When we say that humans dominate other species on earth, it looks like a one-sided story written by humans themselves. Because we don't have any understanding how animals or insects look at that dominance. Do we know for sure, that all the animals or insects feel dominated by humans in the same way? In many cases, most animals don't even have any idea or sense that humans are enslaving them. If an ant dies, does another ant perceives it as being killed by a human? It's can be a sort of natural disaster at their level. On a similar note, it's equally possible that animals or insects in their own world ( the limit to which they can sense and perceive things ) must be having a similar concept of dominating other species.
If we forget about philosophy for a second, humans clearly began to dominate their environment when they learned how to make tools and weapons and harnessed fire.
Insects are largely oblivious to humans, just as they're oblivious to other creatures that are 10,000 times their size. However, larger vertebrates learned to fear humans long ago.
In the philosophical realm, some religions (e.g. Christianity) teach that humans are superior to animals and should exploit them.
I'm not sure what you mean by animals sensing that they "dominate" other species. Predators are certainly aware of which prey species they're capable of catching and killing. Elephants at a waterhole are clearly aware that they can push smaller animals aside. Some insects "enslave" other insect species.

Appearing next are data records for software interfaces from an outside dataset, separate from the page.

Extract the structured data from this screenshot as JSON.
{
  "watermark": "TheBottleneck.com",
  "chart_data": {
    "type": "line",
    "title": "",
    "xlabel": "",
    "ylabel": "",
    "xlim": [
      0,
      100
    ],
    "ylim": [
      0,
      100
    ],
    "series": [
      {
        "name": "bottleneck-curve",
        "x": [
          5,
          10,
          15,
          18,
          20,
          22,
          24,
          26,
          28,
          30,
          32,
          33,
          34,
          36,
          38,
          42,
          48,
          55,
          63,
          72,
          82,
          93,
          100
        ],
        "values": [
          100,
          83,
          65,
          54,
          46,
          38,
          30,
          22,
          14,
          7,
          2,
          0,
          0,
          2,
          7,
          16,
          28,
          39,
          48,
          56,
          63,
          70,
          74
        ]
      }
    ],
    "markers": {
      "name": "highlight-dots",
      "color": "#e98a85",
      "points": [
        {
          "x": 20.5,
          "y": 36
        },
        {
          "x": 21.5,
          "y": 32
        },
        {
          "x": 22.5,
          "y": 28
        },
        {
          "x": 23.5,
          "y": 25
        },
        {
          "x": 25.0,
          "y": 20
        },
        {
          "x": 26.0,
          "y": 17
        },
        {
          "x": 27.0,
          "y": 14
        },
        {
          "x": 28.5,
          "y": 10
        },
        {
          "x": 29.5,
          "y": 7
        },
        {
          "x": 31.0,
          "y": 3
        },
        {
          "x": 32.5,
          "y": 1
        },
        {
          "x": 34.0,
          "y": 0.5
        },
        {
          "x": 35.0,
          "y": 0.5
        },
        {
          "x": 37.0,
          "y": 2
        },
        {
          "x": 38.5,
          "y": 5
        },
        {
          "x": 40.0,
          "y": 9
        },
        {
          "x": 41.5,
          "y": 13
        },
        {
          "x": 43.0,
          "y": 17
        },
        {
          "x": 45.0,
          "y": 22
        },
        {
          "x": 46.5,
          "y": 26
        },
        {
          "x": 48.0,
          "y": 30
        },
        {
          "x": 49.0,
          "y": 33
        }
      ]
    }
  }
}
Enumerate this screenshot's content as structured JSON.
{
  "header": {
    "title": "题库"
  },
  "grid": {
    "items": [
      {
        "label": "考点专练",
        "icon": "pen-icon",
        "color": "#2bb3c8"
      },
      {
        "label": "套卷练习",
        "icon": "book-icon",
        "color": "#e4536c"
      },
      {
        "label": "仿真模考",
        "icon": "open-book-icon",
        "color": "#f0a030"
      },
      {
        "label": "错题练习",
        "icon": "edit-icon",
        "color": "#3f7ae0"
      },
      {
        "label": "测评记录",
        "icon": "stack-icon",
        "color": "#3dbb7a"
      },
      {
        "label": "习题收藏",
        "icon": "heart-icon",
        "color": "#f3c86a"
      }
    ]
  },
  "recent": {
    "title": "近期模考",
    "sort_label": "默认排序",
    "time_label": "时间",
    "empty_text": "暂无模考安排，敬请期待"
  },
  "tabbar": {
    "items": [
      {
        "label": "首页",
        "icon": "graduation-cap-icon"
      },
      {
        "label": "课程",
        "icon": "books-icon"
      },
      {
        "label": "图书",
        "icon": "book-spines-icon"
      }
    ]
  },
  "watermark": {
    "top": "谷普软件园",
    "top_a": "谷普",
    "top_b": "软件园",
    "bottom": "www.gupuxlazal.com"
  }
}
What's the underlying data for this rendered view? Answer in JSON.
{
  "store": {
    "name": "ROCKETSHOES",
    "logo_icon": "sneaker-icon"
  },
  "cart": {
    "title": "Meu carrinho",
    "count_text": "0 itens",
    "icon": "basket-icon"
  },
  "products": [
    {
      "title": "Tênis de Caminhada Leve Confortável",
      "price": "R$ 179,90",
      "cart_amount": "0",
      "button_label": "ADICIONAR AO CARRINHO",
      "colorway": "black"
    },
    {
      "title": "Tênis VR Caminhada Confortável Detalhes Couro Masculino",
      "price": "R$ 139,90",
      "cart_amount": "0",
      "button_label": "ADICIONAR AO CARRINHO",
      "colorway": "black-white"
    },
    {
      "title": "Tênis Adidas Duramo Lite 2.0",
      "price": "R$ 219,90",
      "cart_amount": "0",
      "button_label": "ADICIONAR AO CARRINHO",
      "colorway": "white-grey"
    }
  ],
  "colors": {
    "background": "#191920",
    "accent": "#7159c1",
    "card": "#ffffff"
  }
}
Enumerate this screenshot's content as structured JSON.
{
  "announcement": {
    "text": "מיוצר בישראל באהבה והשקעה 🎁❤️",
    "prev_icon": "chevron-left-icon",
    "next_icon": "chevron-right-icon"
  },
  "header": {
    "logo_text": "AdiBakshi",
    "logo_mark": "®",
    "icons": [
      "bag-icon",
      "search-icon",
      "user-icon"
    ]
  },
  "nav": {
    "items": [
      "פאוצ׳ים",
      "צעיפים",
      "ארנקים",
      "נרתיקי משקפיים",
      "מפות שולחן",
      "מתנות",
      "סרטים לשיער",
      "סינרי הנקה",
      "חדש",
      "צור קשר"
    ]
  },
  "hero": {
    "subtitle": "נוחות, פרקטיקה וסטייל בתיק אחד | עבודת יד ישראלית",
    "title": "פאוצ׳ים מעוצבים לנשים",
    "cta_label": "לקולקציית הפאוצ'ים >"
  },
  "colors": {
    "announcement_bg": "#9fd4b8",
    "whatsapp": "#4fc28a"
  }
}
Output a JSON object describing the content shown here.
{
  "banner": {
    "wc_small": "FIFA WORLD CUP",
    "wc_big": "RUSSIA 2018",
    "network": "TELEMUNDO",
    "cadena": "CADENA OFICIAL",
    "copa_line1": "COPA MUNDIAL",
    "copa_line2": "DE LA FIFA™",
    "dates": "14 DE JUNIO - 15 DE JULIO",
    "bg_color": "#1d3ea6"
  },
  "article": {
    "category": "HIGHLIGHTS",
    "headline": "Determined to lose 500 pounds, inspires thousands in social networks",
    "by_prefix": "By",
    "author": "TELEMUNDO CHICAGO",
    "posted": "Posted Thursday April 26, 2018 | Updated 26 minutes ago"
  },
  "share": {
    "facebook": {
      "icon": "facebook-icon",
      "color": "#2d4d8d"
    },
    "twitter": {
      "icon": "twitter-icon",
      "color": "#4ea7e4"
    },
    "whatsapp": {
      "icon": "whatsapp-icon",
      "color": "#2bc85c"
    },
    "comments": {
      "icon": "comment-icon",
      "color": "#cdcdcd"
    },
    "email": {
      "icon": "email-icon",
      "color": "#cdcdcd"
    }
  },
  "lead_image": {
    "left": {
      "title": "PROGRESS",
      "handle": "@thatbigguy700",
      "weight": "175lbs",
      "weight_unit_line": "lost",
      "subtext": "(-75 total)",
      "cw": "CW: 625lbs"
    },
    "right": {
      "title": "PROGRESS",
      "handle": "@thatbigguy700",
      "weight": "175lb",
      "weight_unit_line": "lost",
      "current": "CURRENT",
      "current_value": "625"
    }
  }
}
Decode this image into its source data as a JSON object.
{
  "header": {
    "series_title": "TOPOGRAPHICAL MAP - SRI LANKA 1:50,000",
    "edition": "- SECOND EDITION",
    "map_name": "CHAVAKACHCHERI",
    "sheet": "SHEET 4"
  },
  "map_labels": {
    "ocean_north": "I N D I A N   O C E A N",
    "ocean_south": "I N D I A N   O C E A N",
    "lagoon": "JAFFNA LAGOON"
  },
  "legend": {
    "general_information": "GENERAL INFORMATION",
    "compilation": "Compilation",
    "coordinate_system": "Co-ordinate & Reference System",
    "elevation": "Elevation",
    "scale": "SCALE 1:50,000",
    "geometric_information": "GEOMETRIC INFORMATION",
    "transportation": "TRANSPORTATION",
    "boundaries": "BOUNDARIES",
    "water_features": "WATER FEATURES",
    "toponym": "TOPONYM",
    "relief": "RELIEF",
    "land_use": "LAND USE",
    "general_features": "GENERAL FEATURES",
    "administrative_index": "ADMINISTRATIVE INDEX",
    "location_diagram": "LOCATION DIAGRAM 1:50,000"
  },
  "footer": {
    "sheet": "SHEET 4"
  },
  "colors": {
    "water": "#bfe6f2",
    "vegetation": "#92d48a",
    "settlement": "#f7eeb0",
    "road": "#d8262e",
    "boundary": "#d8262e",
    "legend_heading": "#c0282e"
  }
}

So your question, as it's written, doesn't make a lot of sense. That humans "dominate" animals is a simple fact. If you're asking about the acceptability of exploiting or harming animals, that's another matter. Different philosophers and philosophies have different views.